(Dataset items)
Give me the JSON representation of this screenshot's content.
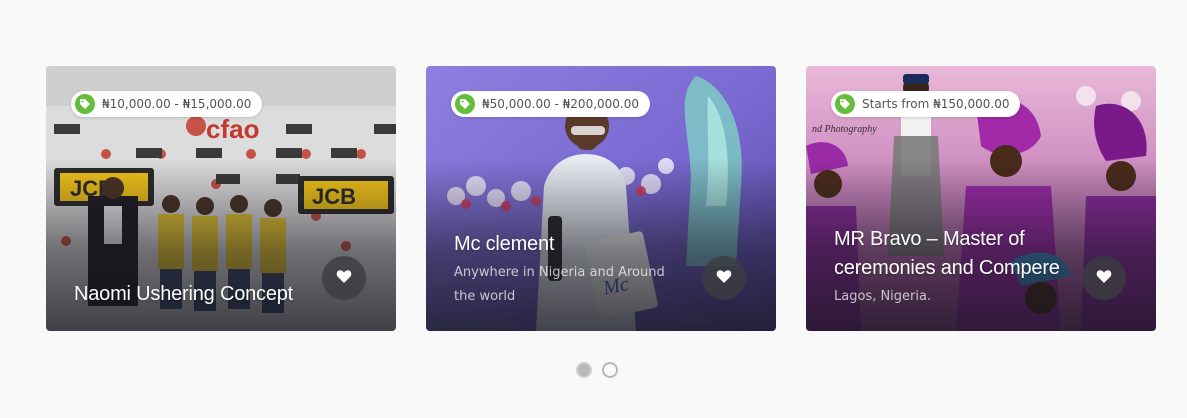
{
  "listings": [
    {
      "price": "₦10,000.00 - ₦15,000.00",
      "title": "Naomi Ushering Concept",
      "subtitle": "",
      "photo_description": "group of ushers in yellow shirts in front of cfao / JCB backdrop"
    },
    {
      "price": "₦50,000.00 - ₦200,000.00",
      "title": "Mc clement",
      "subtitle": "Anywhere in Nigeria and Around the world",
      "photo_description": "MC in white attire holding microphone on purple-lit stage"
    },
    {
      "price": "Starts from ₦150,000.00",
      "title": "MR Bravo – Master of ceremonies and Compere",
      "subtitle": "Lagos, Nigeria.",
      "photo_description": "MC with guests in purple gele at traditional wedding"
    }
  ],
  "icons": {
    "tag": "price-tag-icon",
    "like": "heart-icon"
  },
  "colors": {
    "tag_green": "#64bc3b",
    "page_background": "#f9f9f9"
  },
  "pagination": {
    "pages": 2,
    "active_page": 1
  }
}
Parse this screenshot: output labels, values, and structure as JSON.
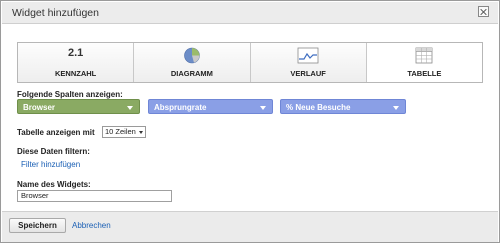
{
  "dialog": {
    "title": "Widget hinzufügen"
  },
  "tabs": [
    {
      "label": "KENNZAHL",
      "icon": "number-icon",
      "icon_text": "2.1"
    },
    {
      "label": "DIAGRAMM",
      "icon": "pie-chart-icon"
    },
    {
      "label": "VERLAUF",
      "icon": "line-chart-icon"
    },
    {
      "label": "TABELLE",
      "icon": "table-icon",
      "selected": true
    }
  ],
  "columns": {
    "heading": "Folgende Spalten anzeigen:",
    "dropdowns": [
      {
        "value": "Browser",
        "color": "#8aaa63"
      },
      {
        "value": "Absprungrate",
        "color": "#8a9fe6"
      },
      {
        "value": "% Neue Besuche",
        "color": "#8a9fe6"
      }
    ]
  },
  "table_rows": {
    "label": "Tabelle anzeigen mit",
    "value": "10 Zeilen"
  },
  "filter": {
    "heading": "Diese Daten filtern:",
    "link": "Filter hinzufügen"
  },
  "widget_name": {
    "heading": "Name des Widgets:",
    "value": "Browser"
  },
  "footer": {
    "save": "Speichern",
    "cancel": "Abbrechen"
  }
}
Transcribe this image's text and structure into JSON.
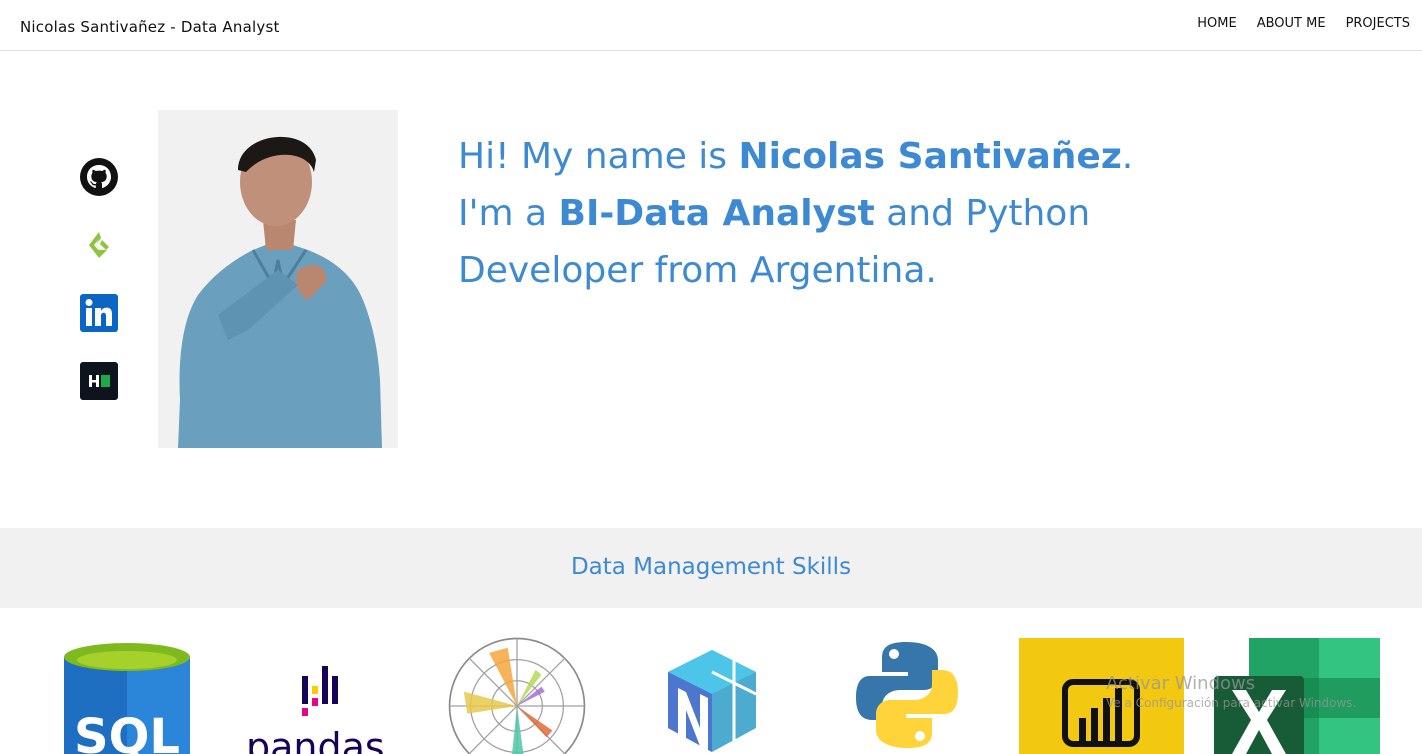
{
  "navbar": {
    "brand": "Nicolas Santivañez - Data Analyst",
    "links": [
      "HOME",
      "ABOUT ME",
      "PROJECTS"
    ]
  },
  "social": {
    "icons": [
      "github-icon",
      "kaggle-icon",
      "linkedin-icon",
      "hackerrank-icon"
    ]
  },
  "intro": {
    "part1": "Hi! My name is ",
    "name": "Nicolas Santivañez",
    "part2": ".",
    "part3": "I'm a ",
    "role": "BI-Data Analyst",
    "part4": " and Python",
    "part5": "Developer from Argentina."
  },
  "skills": {
    "title": "Data Management Skills",
    "logos": [
      "sql-icon",
      "pandas-icon",
      "matplotlib-icon",
      "numpy-icon",
      "python-icon",
      "powerbi-icon",
      "excel-icon"
    ],
    "sql_text": "SQL",
    "pandas_text": "pandas"
  },
  "watermark": {
    "title": "Activar Windows",
    "subtitle": "Ve a Configuración para activar Windows."
  },
  "colors": {
    "accent": "#3d8ad2",
    "band": "#f1f1f1"
  }
}
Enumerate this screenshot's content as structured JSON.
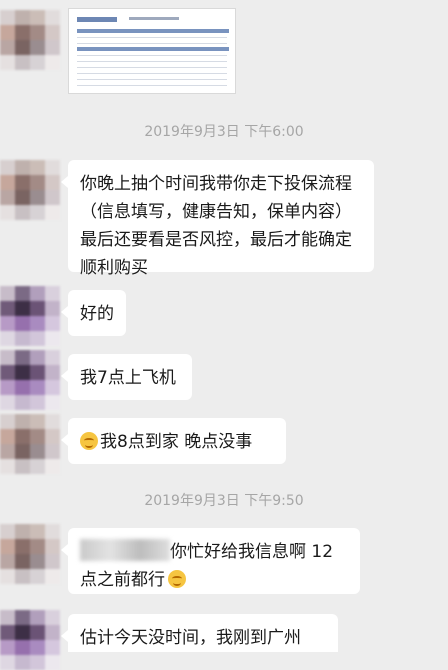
{
  "timestamps": [
    "2019年9月3日 下午6:00",
    "2019年9月3日 下午9:50"
  ],
  "messages": [
    {
      "text": "你晚上抽个时间我带你走下投保流程（信息填写，健康告知，保单内容）最后还要看是否风控，最后才能确定顺利购买"
    },
    {
      "text": "好的"
    },
    {
      "text": "我7点上飞机"
    },
    {
      "text": "我8点到家  晚点没事"
    },
    {
      "text": "你忙好给我信息啊  12点之前都行"
    },
    {
      "text": "估计今天没时间，我刚到广州"
    }
  ],
  "icons": {
    "emoji": "smiley-emoji-icon"
  },
  "colors": {
    "background": "#ededed",
    "bubble": "#ffffff",
    "timestamp": "#a6a6a6"
  }
}
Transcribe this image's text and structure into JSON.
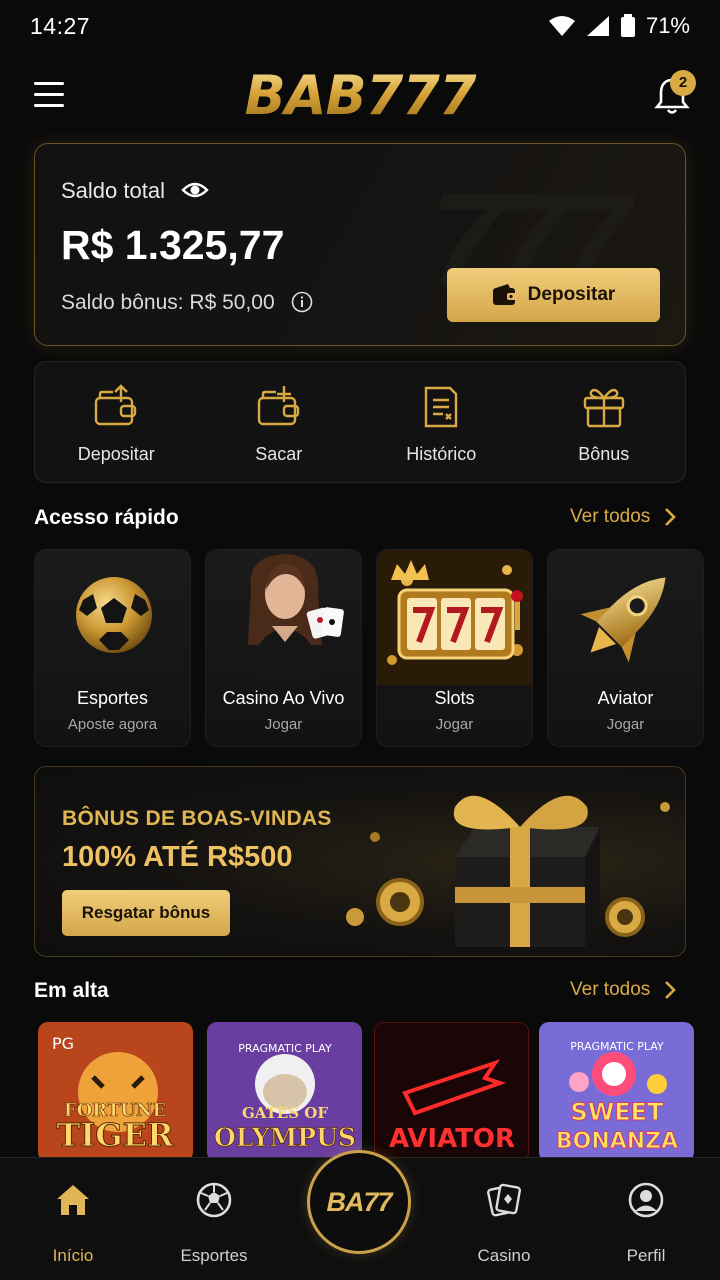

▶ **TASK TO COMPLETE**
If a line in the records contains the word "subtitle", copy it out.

▶ **ANSWER SECTION**
      "subtitle": "",
      "subtitle": "Anywhere in Nigeria and Around the world",
      "subtitle": "Lagos, Nigeria.",
    "subtitle": "Ve a Configuración para activar Windows."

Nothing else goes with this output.